We’ve got the President of the United States (sort of) saying smoking pot like he did as a kid is no big deal. And predictions of which will be the next five states will legalize recreational marijuana (two are in New England, but Connecticut isn’t among them). Meanwhile, a state lawmaker who represents Orange and Milford wants to make sure Connecticut’s new medical pot dispensaries don’t run afoul of the feds.
For your edification on that last point, here’s the full news release from Democratic state Rep. James Maroney:
In a recent letter to state Department of Consumer Protection Commissioner William Rubenstein, Maroney urged the DCP to consider proximity to schools and the protection of children when developing regulations for the locating licensed marijuana facilities.

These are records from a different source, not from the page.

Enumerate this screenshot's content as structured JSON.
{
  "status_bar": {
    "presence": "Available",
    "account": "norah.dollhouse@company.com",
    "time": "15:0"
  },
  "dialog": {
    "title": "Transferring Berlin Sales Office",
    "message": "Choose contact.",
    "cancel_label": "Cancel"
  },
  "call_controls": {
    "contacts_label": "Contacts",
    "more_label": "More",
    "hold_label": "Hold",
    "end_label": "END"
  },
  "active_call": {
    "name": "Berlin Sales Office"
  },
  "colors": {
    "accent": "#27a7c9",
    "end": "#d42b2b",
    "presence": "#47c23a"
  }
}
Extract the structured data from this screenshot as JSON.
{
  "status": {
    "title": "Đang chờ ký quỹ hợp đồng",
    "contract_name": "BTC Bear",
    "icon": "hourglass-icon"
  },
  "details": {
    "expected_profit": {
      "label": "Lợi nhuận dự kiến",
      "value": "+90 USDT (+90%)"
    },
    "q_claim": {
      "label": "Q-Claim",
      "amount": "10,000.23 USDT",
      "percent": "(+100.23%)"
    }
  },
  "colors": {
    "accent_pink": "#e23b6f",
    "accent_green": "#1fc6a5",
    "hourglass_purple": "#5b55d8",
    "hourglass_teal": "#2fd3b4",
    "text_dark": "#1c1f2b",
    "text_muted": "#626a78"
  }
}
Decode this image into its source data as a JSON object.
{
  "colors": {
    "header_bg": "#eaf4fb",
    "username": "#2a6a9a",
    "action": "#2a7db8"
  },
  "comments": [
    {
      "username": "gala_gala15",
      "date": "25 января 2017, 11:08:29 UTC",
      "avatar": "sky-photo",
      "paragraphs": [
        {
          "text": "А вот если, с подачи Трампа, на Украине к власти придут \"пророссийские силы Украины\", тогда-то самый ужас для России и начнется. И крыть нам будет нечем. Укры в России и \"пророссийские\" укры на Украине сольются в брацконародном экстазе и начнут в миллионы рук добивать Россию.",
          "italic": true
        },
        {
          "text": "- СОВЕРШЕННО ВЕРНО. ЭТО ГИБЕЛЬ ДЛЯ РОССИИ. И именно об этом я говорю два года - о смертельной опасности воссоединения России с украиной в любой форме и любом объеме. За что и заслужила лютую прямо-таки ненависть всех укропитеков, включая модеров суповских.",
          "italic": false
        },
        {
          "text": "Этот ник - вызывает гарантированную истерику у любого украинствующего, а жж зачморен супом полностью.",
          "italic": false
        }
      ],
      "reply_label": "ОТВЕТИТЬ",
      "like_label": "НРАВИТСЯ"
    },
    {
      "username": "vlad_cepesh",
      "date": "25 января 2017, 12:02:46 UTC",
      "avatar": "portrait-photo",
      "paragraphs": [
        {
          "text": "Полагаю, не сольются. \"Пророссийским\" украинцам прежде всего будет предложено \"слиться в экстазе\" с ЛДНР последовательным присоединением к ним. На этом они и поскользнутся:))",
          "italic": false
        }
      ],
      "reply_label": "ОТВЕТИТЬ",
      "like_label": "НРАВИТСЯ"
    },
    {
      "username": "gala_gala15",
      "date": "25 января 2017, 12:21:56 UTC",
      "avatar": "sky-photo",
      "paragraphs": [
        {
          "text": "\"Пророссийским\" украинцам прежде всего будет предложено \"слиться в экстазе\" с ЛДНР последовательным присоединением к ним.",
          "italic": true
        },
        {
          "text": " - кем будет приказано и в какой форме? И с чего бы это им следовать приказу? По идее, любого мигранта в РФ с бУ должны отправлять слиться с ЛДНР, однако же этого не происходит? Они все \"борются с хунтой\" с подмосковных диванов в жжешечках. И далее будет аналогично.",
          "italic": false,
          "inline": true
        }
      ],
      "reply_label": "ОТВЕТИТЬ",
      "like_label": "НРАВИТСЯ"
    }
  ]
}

“I wanted to congratulate the DCP’s staff on their diligence in implementing what I believe to be the strongest medical marijuana law in the country,” Rep. Maroney said. “But at the same time, I wanted to point out the omission in the language of the state law concerning a 1,000-foot buffer zone around schools, religious and other institutions.”
Rep. Maroney noted the regulations provide the DCP latitude when it comes to placement of facilities for those that need access to medical marijuana, and for the department to observe the federal law that maintains a 1000-foot buffer zone for marijuana dispensaries in their decisions.
“There is a possibility that if the buffer zones are not observed the federal government may step in and close dispensaries that are placed too close to a facility covered by the buffer zone,” Rep. Maroney added. “In fact, in Colorado and Washington the U.S. Attorneys actively engaged with state licensed facilities, to close down facilities that were within 1,000 feet of schools, playgrounds, public housing and other areas.”
In the letter, Rep. Maroney asked Commissioner Rubenstein to honor the federal buffer zone when siting dispensaries.
Peculiar times indeed.